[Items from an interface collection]
"""
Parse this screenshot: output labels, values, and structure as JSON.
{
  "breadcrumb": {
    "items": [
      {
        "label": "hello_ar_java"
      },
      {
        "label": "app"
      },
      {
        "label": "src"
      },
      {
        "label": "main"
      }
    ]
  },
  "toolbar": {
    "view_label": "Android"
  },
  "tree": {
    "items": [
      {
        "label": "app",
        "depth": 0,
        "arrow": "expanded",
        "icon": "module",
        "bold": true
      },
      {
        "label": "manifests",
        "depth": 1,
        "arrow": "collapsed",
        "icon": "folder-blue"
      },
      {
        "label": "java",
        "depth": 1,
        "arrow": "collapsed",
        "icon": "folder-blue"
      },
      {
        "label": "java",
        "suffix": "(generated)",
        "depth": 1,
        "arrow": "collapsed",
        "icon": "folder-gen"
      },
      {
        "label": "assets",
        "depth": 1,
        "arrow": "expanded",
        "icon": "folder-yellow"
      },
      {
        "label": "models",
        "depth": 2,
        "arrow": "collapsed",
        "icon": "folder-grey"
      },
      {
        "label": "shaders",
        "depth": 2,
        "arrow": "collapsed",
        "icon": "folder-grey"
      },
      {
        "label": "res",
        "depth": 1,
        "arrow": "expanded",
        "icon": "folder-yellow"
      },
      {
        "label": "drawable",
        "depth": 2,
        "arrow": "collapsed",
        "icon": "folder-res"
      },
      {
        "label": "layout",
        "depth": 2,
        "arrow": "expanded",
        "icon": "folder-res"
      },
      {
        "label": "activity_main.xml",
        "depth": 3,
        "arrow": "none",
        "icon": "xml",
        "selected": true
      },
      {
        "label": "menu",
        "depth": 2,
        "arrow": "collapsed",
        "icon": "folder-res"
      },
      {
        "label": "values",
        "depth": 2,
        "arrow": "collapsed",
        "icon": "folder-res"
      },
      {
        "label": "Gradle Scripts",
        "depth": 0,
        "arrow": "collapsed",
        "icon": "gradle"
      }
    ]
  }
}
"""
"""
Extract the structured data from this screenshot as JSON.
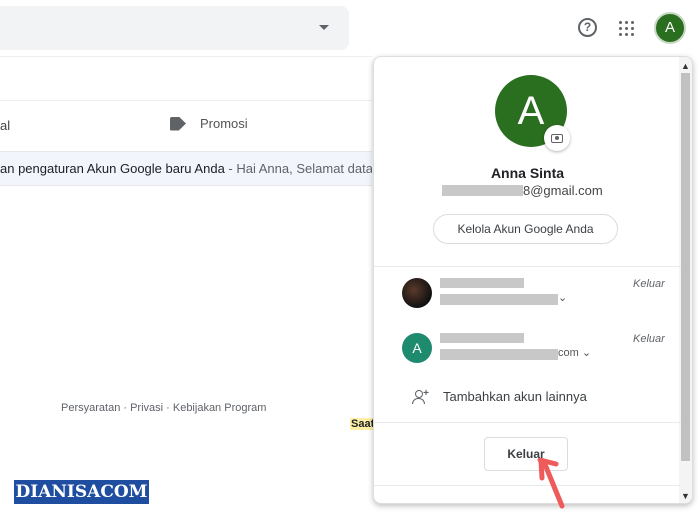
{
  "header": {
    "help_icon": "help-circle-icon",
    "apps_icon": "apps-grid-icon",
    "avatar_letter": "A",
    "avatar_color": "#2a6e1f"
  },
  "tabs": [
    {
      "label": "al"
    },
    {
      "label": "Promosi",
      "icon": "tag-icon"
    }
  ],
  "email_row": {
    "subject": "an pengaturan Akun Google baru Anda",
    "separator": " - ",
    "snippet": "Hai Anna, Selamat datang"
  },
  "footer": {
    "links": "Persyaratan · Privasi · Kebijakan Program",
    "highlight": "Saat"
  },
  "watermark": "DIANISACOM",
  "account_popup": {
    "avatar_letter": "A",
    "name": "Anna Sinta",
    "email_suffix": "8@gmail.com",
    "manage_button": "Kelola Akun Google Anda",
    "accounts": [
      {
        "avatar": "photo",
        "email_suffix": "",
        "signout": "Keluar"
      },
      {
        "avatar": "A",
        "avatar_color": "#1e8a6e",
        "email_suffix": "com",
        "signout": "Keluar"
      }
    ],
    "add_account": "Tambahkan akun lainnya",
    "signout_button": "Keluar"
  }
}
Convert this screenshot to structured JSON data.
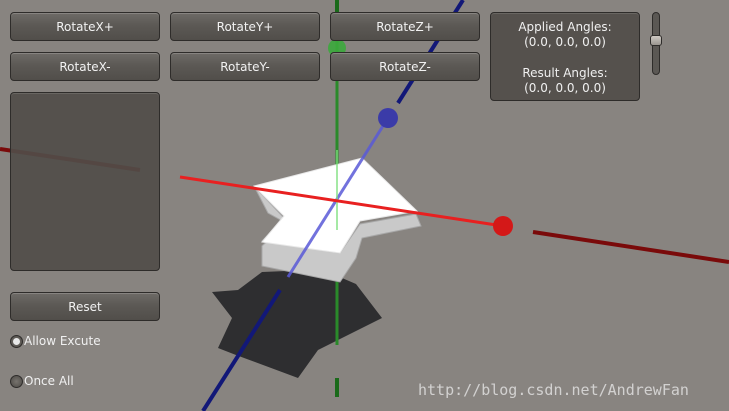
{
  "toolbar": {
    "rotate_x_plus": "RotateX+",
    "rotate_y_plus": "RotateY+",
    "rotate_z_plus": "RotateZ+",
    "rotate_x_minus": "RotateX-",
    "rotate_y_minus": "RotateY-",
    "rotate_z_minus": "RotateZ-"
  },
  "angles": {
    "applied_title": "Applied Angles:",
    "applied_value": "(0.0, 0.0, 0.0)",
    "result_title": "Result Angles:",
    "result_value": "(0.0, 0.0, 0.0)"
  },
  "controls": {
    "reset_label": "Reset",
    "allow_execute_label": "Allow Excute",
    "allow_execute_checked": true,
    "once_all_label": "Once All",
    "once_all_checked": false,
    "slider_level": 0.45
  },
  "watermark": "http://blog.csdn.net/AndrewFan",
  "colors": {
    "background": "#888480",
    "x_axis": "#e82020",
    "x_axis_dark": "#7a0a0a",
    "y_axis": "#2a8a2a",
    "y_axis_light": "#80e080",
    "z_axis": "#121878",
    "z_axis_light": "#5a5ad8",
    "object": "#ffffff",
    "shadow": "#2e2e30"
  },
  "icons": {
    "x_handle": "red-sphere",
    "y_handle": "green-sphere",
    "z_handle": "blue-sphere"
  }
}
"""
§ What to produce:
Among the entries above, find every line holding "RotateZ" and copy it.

§ Task output:
    "rotate_z_plus": "RotateZ+",
    "rotate_z_minus": "RotateZ-"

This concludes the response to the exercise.